When someone mentions a percussion instrument what is the first image that pops into your mind?  For me, it is the biggest, shiniest drum kit surrounded by ten cymbals.  Percussion instruments are defined as a musical instrument in which the sound is produced by one object striking another.  If this is true, then your clapping hands, a piano and virtually any two things striking each other could be considered a percussion instrument.  Stomp and The Blue Man Group are two perfect examples of utilizing various objects striking each other to make music.

A brief history lesson: drums have been used for thousands of years for communication, rituals, religious ceremonies, and various other aspects of social life.  Though out the ages, the beat of drums have motivated soldiers on and off the battle field. 

I was born at the beginning of the golden age of rock and roll of the 1950’s.  Bill Haley and the Comets, Elvis Presley, and Bobby Darin were just starting their careers.  Then came the 1960’s which brought us bands like The Beatles, Jimi Hendrix, Bob Dylan, The Beach Boys, and Cream.  The 1970’s and the 1980’s rock and roll music, the drums seemed to take on a new role in music.  Instead of just keeping a beat, an extended drum solo became popular. 


My love for music was developed at a very early age and influenced by my older brother who played the drums for a high school rock band.  He introduced me to the Surfaris song, Wipe Out.  A few years later, I began to play the drums and tried to emulate drummers like Buddy Rich (Jazz), Gene Krupa (Jazz Big Band), Ringo Starr (Rock), Iron Butterfly’s drummer, Ron Bushy’s and his two and a half minute drum solo during In-A-Gadda-Da-Vida.  

During my teenage years, I gave up playing the drums for fast cars, an interest for art and my mother’s sanity.  Initially, my art interest was drawing famous people as cartoon characters.  A few years later my art interest shifted after receiving a camera as a gift.  Soon after becoming a police officer, my department learned of my photography abilities.  For almost 35 years, I photographed countless crime scenes, vehicle collisions, post-mortem examinations and various forms of evidence.  After retiring, I decided to pursue my art aspirations and with some encouragement I returned to college.         

Today, more than ever, I still love music and I am still fascinated at the sounds of a percussion instrument.  When I hear the sounds of a drum, I will stop what I am doing and listen to a marching band drum line or someone on a street corner pounding on plastic five gallon buckets.  I feel drums are the backbone of all music and play an important role not just to music but also various cultures everyday life.  With this body of work I provided a somewhat abstract view of a group of instruments that I obviously still have a passion for.

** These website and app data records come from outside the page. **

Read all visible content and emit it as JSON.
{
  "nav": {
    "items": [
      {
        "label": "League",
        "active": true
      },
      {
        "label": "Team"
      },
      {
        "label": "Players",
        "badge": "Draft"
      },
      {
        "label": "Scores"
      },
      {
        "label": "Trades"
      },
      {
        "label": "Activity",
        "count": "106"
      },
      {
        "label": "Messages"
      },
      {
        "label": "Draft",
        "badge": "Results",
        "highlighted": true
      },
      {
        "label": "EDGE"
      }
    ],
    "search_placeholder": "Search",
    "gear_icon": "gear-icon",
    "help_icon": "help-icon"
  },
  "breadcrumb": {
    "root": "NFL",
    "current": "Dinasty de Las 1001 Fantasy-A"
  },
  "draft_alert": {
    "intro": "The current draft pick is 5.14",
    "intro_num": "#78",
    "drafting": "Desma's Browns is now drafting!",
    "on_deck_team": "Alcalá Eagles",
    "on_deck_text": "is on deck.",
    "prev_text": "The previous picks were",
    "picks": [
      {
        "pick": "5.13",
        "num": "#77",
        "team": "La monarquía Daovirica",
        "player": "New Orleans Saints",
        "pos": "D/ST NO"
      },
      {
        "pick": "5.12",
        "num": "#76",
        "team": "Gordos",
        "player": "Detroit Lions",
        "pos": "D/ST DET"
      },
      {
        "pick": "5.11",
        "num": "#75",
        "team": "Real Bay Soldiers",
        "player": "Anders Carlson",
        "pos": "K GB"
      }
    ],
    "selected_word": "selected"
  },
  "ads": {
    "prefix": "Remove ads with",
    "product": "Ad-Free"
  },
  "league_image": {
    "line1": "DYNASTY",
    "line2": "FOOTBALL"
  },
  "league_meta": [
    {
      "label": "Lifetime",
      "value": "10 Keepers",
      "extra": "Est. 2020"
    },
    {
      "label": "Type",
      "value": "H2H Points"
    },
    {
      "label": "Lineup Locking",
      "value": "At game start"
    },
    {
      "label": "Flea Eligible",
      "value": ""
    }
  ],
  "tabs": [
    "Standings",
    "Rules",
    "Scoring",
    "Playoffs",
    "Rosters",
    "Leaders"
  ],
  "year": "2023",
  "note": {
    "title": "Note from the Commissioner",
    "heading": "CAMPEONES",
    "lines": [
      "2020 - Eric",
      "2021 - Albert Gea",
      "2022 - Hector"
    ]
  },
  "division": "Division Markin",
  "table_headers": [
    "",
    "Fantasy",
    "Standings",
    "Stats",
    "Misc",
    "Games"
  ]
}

The images of this body of work are Archival Pigment Prints on Canson Infinity Baryta paper printed on  an Epson 4900 with UltraChrome HDR inks.  

Terry Johnson
2017, Tucson, Arizona